*** Information provided ***

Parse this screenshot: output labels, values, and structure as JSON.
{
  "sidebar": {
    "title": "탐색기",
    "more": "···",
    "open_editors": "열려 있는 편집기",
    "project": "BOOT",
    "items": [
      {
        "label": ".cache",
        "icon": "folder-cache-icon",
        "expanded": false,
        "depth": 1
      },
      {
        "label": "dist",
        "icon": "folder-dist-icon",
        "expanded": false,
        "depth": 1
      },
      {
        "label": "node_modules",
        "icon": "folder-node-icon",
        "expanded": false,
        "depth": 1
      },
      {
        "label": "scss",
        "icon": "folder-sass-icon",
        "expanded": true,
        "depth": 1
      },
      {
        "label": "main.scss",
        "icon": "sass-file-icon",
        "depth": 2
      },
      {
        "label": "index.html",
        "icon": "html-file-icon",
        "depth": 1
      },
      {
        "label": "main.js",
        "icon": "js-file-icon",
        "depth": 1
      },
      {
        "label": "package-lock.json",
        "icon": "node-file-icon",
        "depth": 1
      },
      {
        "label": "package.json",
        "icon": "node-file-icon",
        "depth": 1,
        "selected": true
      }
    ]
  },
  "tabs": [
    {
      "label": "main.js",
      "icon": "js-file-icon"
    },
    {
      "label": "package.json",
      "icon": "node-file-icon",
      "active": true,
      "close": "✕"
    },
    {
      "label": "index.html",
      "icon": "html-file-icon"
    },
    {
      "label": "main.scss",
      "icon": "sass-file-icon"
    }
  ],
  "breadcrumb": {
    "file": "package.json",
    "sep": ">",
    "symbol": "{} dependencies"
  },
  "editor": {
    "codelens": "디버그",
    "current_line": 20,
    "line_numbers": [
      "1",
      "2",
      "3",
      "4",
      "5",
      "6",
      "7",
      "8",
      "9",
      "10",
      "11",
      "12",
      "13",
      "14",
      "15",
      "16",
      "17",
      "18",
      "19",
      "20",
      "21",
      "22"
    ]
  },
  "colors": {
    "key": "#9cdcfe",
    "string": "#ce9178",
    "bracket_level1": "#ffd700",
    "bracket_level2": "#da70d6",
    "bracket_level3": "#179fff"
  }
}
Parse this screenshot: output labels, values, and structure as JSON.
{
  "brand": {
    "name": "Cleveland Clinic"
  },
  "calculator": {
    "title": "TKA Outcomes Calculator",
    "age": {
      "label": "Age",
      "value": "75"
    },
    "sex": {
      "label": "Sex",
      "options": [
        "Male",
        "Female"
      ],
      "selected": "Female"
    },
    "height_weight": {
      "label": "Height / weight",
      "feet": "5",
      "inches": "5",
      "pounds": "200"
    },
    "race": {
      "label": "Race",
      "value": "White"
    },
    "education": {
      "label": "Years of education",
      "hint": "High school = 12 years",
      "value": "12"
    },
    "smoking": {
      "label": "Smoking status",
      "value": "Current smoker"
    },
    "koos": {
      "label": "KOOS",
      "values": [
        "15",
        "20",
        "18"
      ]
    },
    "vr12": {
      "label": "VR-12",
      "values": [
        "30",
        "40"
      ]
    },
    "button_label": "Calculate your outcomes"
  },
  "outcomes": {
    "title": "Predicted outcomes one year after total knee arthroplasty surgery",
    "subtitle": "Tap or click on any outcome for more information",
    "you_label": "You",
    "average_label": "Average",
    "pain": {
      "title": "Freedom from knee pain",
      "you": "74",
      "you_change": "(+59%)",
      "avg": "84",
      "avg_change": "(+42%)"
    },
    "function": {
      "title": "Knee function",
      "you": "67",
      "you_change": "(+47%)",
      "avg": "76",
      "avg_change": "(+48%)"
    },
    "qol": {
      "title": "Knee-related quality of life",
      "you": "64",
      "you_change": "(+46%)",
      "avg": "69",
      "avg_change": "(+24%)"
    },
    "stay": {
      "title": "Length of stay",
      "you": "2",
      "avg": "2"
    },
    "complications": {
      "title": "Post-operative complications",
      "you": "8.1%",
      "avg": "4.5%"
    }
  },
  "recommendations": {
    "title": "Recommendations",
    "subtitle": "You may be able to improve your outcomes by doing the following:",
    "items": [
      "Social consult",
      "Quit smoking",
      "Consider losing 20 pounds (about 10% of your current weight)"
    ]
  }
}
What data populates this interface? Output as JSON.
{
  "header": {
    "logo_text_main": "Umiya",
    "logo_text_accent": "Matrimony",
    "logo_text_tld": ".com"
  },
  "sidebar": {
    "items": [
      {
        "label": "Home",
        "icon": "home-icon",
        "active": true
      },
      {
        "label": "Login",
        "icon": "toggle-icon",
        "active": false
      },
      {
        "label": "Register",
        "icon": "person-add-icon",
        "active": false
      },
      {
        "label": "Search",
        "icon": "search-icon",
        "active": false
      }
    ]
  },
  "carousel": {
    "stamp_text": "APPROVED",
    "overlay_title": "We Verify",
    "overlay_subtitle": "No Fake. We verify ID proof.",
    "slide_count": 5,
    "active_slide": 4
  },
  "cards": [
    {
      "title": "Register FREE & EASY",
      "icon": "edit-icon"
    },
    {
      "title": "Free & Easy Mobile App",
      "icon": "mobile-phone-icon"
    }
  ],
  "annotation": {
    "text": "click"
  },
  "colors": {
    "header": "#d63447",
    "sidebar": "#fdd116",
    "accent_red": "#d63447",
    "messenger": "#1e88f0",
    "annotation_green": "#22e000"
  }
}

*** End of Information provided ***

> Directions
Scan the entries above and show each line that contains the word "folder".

> Output below
        "icon": "folder-cache-icon",
        "icon": "folder-dist-icon",
        "icon": "folder-node-icon",
        "icon": "folder-sass-icon",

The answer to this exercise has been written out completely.